WHAT YOU ARE ASKED TO DO. Every line below that holds the string "right" must be copied.
§
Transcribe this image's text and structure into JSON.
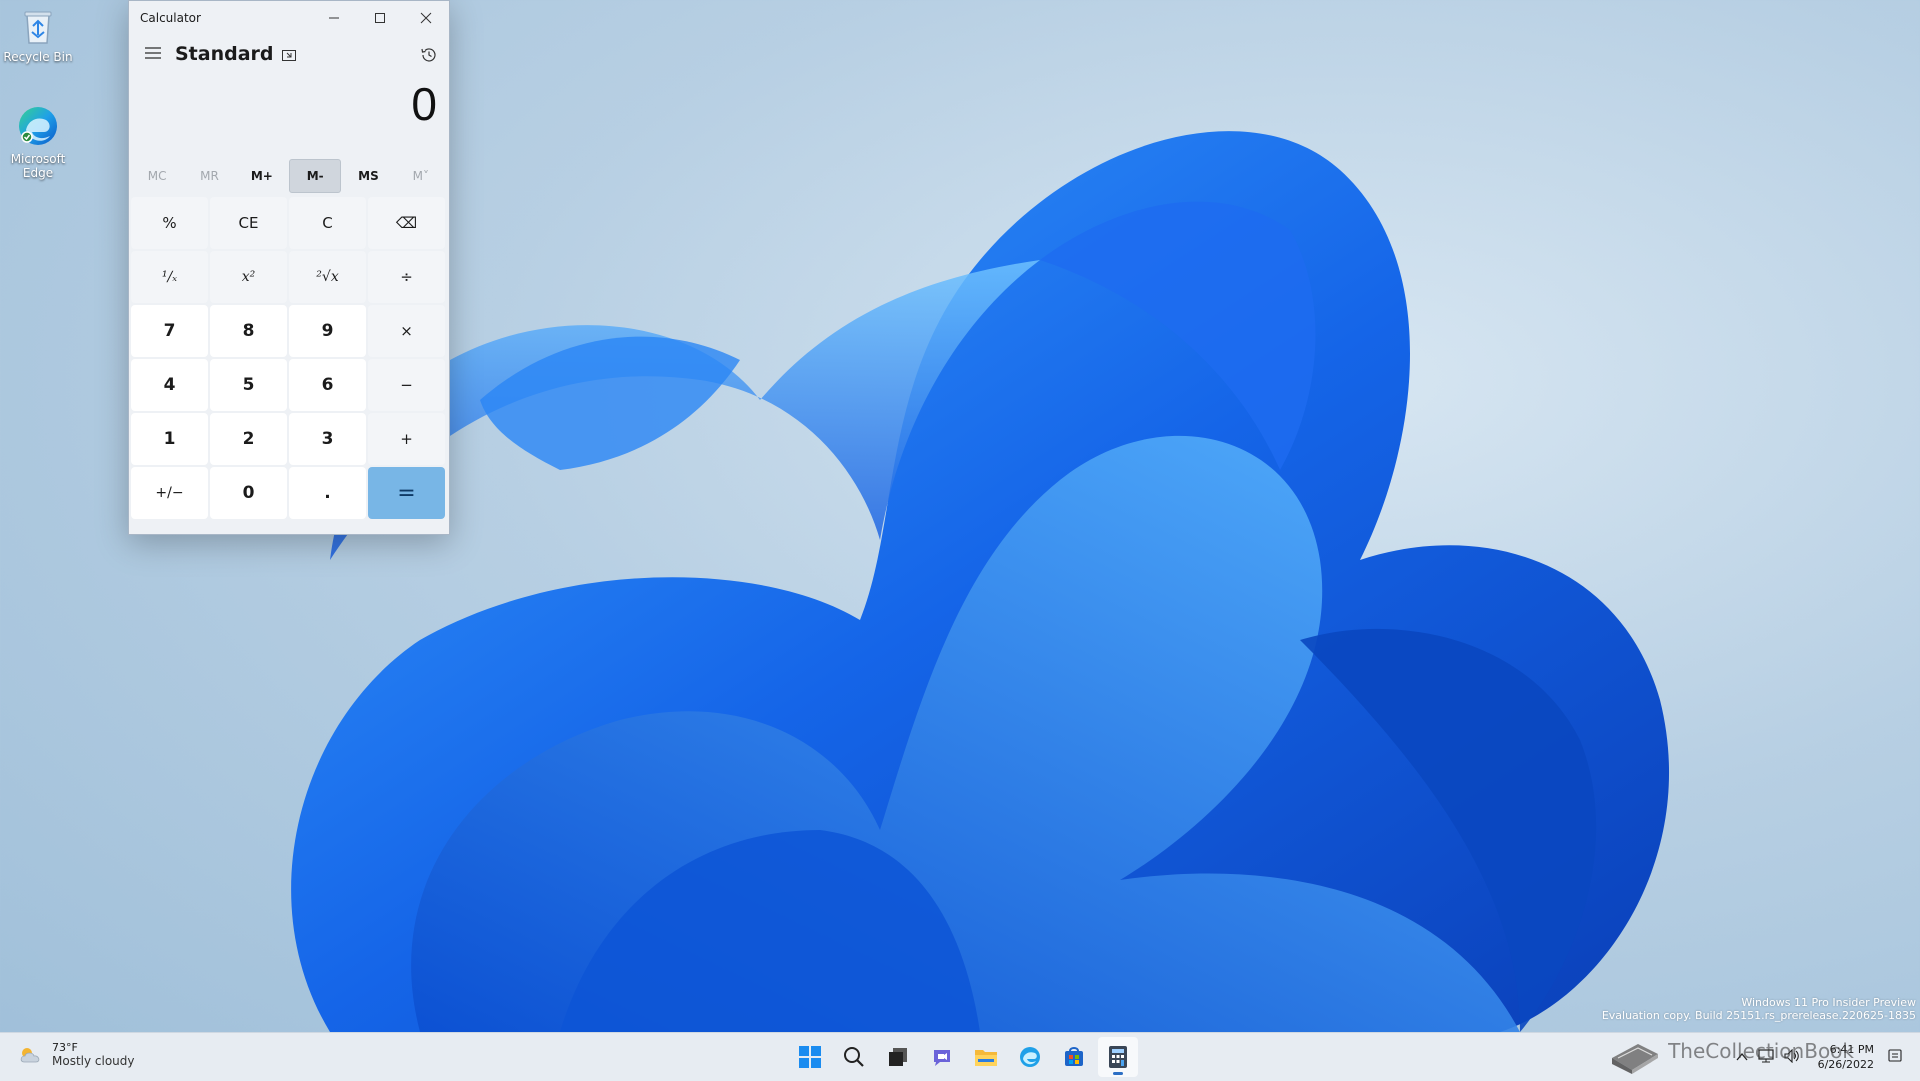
{
  "desktop": {
    "icons": [
      {
        "label": "Recycle Bin",
        "icon": "recycle-bin-icon"
      },
      {
        "label": "Microsoft Edge",
        "icon": "edge-icon"
      }
    ]
  },
  "calculator": {
    "window_title": "Calculator",
    "mode": "Standard",
    "display": "0",
    "memory": [
      {
        "label": "MC",
        "enabled": false
      },
      {
        "label": "MR",
        "enabled": false
      },
      {
        "label": "M+",
        "enabled": true
      },
      {
        "label": "M-",
        "enabled": true
      },
      {
        "label": "MS",
        "enabled": true
      },
      {
        "label": "M˅",
        "enabled": false
      }
    ],
    "keys": [
      "%",
      "CE",
      "C",
      "⌫",
      "¹∕ₓ",
      "x²",
      "²√x",
      "÷",
      "7",
      "8",
      "9",
      "×",
      "4",
      "5",
      "6",
      "−",
      "1",
      "2",
      "3",
      "+",
      "+/−",
      "0",
      ".",
      "="
    ]
  },
  "watermark": {
    "line1": "Windows 11 Pro Insider Preview",
    "line2": "Evaluation copy. Build 25151.rs_prerelease.220625-1835"
  },
  "taskbar": {
    "weather_temp": "73°F",
    "weather_condition": "Mostly cloudy",
    "apps": [
      "start-icon",
      "search-icon",
      "task-view-icon",
      "chat-icon",
      "file-explorer-icon",
      "edge-icon",
      "store-icon",
      "calculator-icon"
    ],
    "time": "6:41 PM",
    "date": "6/26/2022"
  },
  "brand_overlay": "TheCollectionBook",
  "colors": {
    "accent": "#2c6fc4",
    "equals_key": "#78b6e6"
  }
}
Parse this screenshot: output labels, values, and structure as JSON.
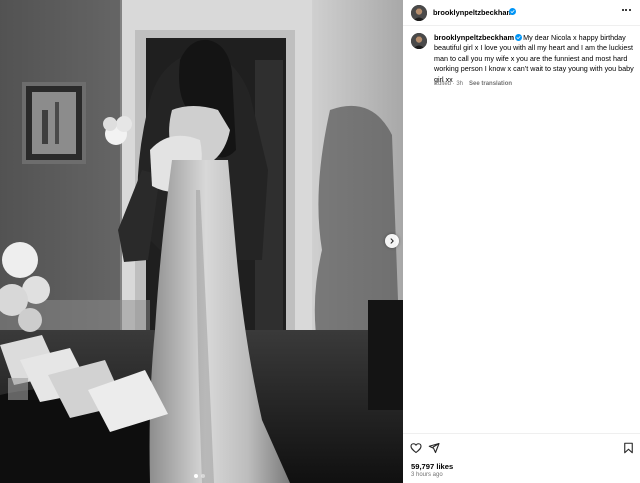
{
  "post": {
    "username": "brooklynpeltzbeckham",
    "caption": "My dear Nicola x happy birthday beautiful girl x I love you with all my heart and I am the luckiest man to call you my wife x you are the funniest and most hard working person I know x can’t wait to stay young with you baby girl xx",
    "edited_label": "Edited · 3h",
    "see_translation": "See translation",
    "likes": "59,797 likes",
    "time_ago": "3 hours ago"
  },
  "carousel": {
    "count": 2,
    "active": 1
  },
  "icons": {
    "verified": "verified-badge-icon",
    "more": "more-options-icon",
    "like": "heart-icon",
    "share": "paper-plane-icon",
    "save": "bookmark-icon",
    "next": "chevron-right-icon"
  },
  "colors": {
    "verified": "#0095f6",
    "muted": "#737373",
    "divider": "#efefef"
  }
}
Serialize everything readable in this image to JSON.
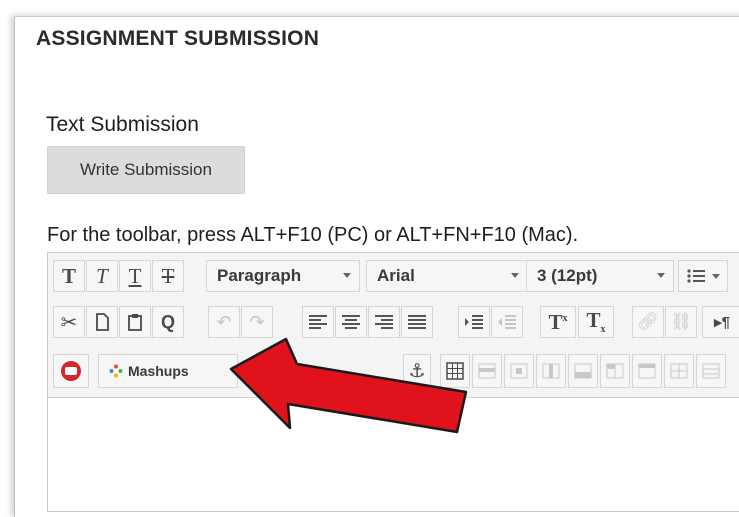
{
  "section": {
    "title": "ASSIGNMENT SUBMISSION",
    "text_submission_label": "Text Submission",
    "write_button_label": "Write Submission",
    "toolbar_hint": "For the toolbar, press ALT+F10 (PC) or ALT+FN+F10 (Mac)."
  },
  "toolbar": {
    "format_select": "Paragraph",
    "font_select": "Arial",
    "size_select": "3 (12pt)",
    "mashups_label": "Mashups"
  },
  "colors": {
    "arrow": "#e0121b",
    "youtube": "#d7262b",
    "button_bg": "#dcdcdc"
  },
  "icons": {
    "row1": [
      "bold-icon",
      "italic-icon",
      "underline-icon",
      "strikethrough-icon"
    ],
    "row2": [
      "cut-icon",
      "copy-icon",
      "paste-icon",
      "find-icon",
      "undo-icon",
      "redo-icon",
      "align-left-icon",
      "align-center-icon",
      "align-right-icon",
      "align-justify-icon",
      "indent-icon",
      "outdent-icon",
      "superscript-icon",
      "subscript-icon",
      "link-icon",
      "unlink-icon"
    ],
    "row3": [
      "youtube-icon",
      "mashups-icon",
      "anchor-icon",
      "table-icon"
    ]
  }
}
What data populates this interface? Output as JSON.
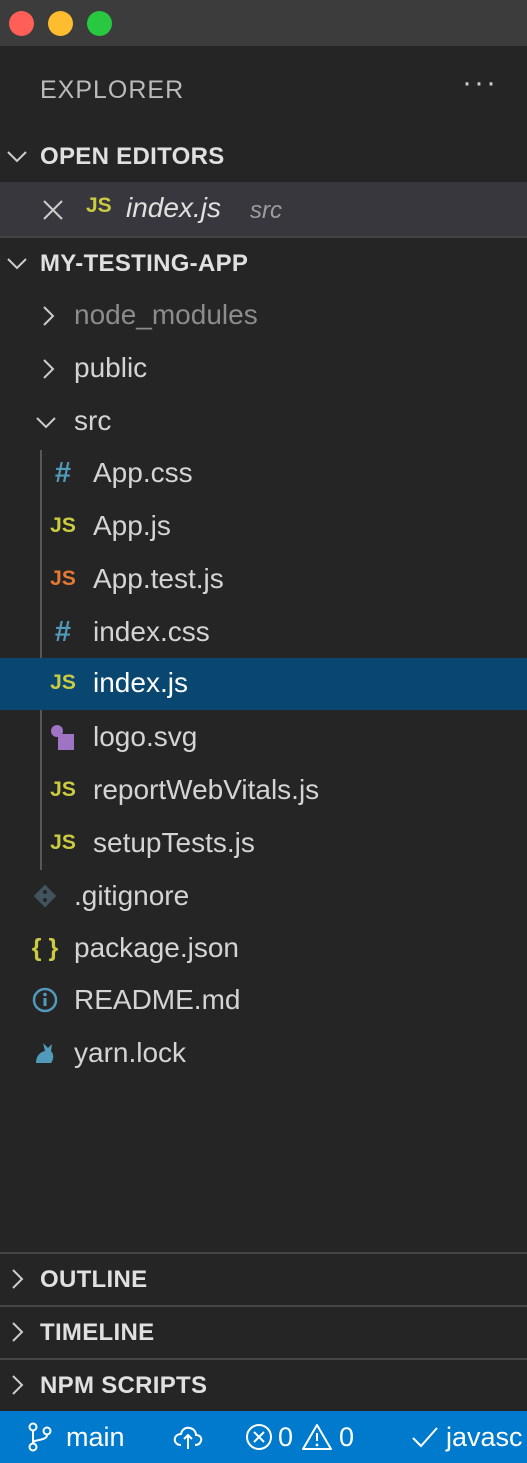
{
  "explorer": {
    "title": "EXPLORER",
    "more": "···"
  },
  "open_editors": {
    "header": "OPEN EDITORS",
    "items": [
      {
        "icon": "JS",
        "name": "index.js",
        "path": "src"
      }
    ]
  },
  "project": {
    "header": "MY-TESTING-APP",
    "items": [
      {
        "name": "node_modules",
        "type": "folder",
        "state": "collapsed",
        "dimmed": true
      },
      {
        "name": "public",
        "type": "folder",
        "state": "collapsed"
      },
      {
        "name": "src",
        "type": "folder",
        "state": "expanded"
      },
      {
        "name": "App.css",
        "icon": "#"
      },
      {
        "name": "App.js",
        "icon": "JS"
      },
      {
        "name": "App.test.js",
        "icon": "JS"
      },
      {
        "name": "index.css",
        "icon": "#"
      },
      {
        "name": "index.js",
        "icon": "JS",
        "selected": true
      },
      {
        "name": "logo.svg",
        "icon": "svg-image-icon"
      },
      {
        "name": "reportWebVitals.js",
        "icon": "JS"
      },
      {
        "name": "setupTests.js",
        "icon": "JS"
      },
      {
        "name": ".gitignore",
        "icon": "git-icon"
      },
      {
        "name": "package.json",
        "icon": "{ }"
      },
      {
        "name": "README.md",
        "icon": "info-icon"
      },
      {
        "name": "yarn.lock",
        "icon": "yarn-cat-icon"
      }
    ]
  },
  "panels": {
    "outline": "OUTLINE",
    "timeline": "TIMELINE",
    "npm_scripts": "NPM SCRIPTS"
  },
  "status_bar": {
    "branch": "main",
    "errors": "0",
    "warnings": "0",
    "language": "javasc"
  },
  "colors": {
    "sidebar_bg": "#252526",
    "titlebar_bg": "#3c3c3c",
    "selection_bg": "#094771",
    "status_bar_bg": "#007acc",
    "js_icon": "#cbcb41",
    "test_js_icon": "#e37933",
    "css_icon": "#519aba",
    "svg_icon": "#a074c4"
  }
}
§
COMPLETED TASK.
    "next": "chevron-right-icon"
      "align-right-icon",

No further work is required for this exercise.